Cooling gradient. The cooling rate (gradient) of a solder joint after reflow is important because it changes the microstructure of Pb-free solder joints. Cooling rates of approximately 3ËšC/s result in the formation of stronger joints and less intermetallic formation within the solder bulk.3 J-STD-020D specifies a maximum average cooling rate of 6ËšC/s.

Exit temperature. This is defined as the temperature of the assembly when it leaves the oven. This is important with respect to handling the assembly just after reflow.

Total heating time. This defines oven throughput, together with other parameters such as conveyor speed and the distance between boards. A proper heating time is linked to the solder paste chemistry. Solder paste specifications should be followed to ensure joints with good collapse and fewer or no voids.

To ensure all solder joints in the assembly are within specification, thermocouples and data loggers are used. A minimum of three thermocouples should be used and placed near the lowest and highest mass areas of the board. The proper type of thermocouples and attachment process for an assembly are specified in IPC-7530. The data logger and the board pass through the oven and measure temperatures the assembly is subjected to. In this way, the profile can be reviewed and modified to meet solder paste and component specifications. The precision of the profile is affected by the internal temperature of the data logger, and type, placement and attachment method of the thermocouples.1

Good reflow ovens should have proper control and produce repeatable temperatures to ensure the profile is the same for all boards. To monitor machine repeatability, SPC software is used. This helps monitor several machine parameters, detect shifts in the process and recommend preventive maintenance.
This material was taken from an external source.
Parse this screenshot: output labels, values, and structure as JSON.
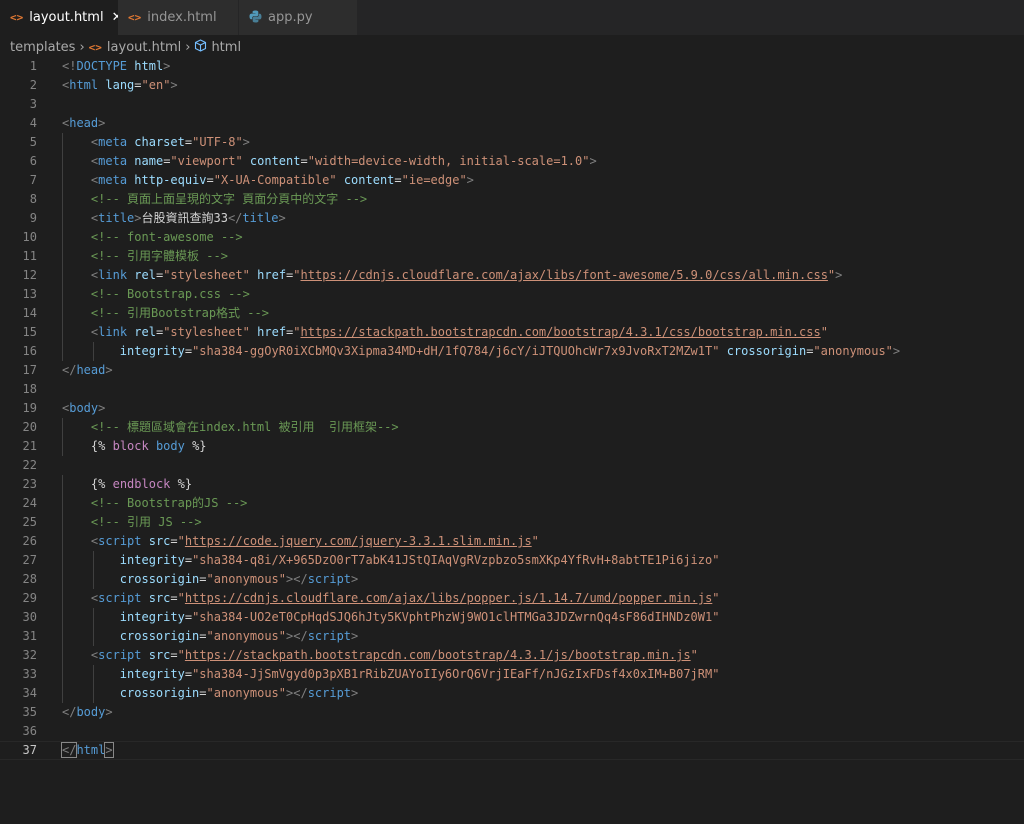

In this manner, the user can be sure all components and joints reach correct soldering temperatures.1

References

  1. IPC-7530, “Guidelines for Temperature Profiling for Mass Soldering Processes (Reflow and Wave),” May 2001.
  2. J-STD-020D, “Moisture/Reflow Sensitivity Classification for Nonhermetic Solid State Surface Mount Devices,” July 2004.
  3. U. Marquez and D. Barbini, “The Importance of Cooling Rate in Developing the Totally Controlled Reflow Process for Lead Free and Eutectic Tin Lead Processing,” IPC Apex, March-April 2003.

Ursula Marquez de Tino is a process and research engineer at Vitronics Soltec, based in the Unovis SMT Lab (vitronics-soltec.com); This e-mail address is being protected from spambots. You need JavaScript enabled to view it .

 

Columns

Eastern-US: China’s New Competitor?

Parity emerges among EMS Factories from Asia, Mexico and the US.

For the first time in years we see parity in the Eastern US among EMS factories from Asia, Mexico and the US. This EMS market condition will permit American OEMs (the EMS industry refers to OEMs as customers) to have more EMS pathways to choose from. Now more than ever, such EMS assignments will require deeper investigation relating to the OEMs’ evaluation of manufacturing strategies.

Read more...
 
The Human Touch

For those who count on the electronics industry for big feats, it’s been a remarkable couple of years.

Read more...
 

Features

Advances in Concentration Monitoring and Closed-Loop Control

Contaminated bath water skews refractive index results. New technology can accurately measure aqueous cleaning agent concentration.

Read more...
 
Circuits Disassembly: Materials Characterization and Failure Analysis

A systematic approach to nonconventional methods of encapsulant removal.

Read more...
 

Search

Search

Login

CB Login

Language

Language

English French German Italian Portuguese Russian Spanish
 

Products

KIC Debuts K2 Thermal Profiler
K2 thermal profiler has plug-and-play hardware and a graphical user interface said to make profiling both quick and easy. Enables each thermocouple to use its own unique process window, while...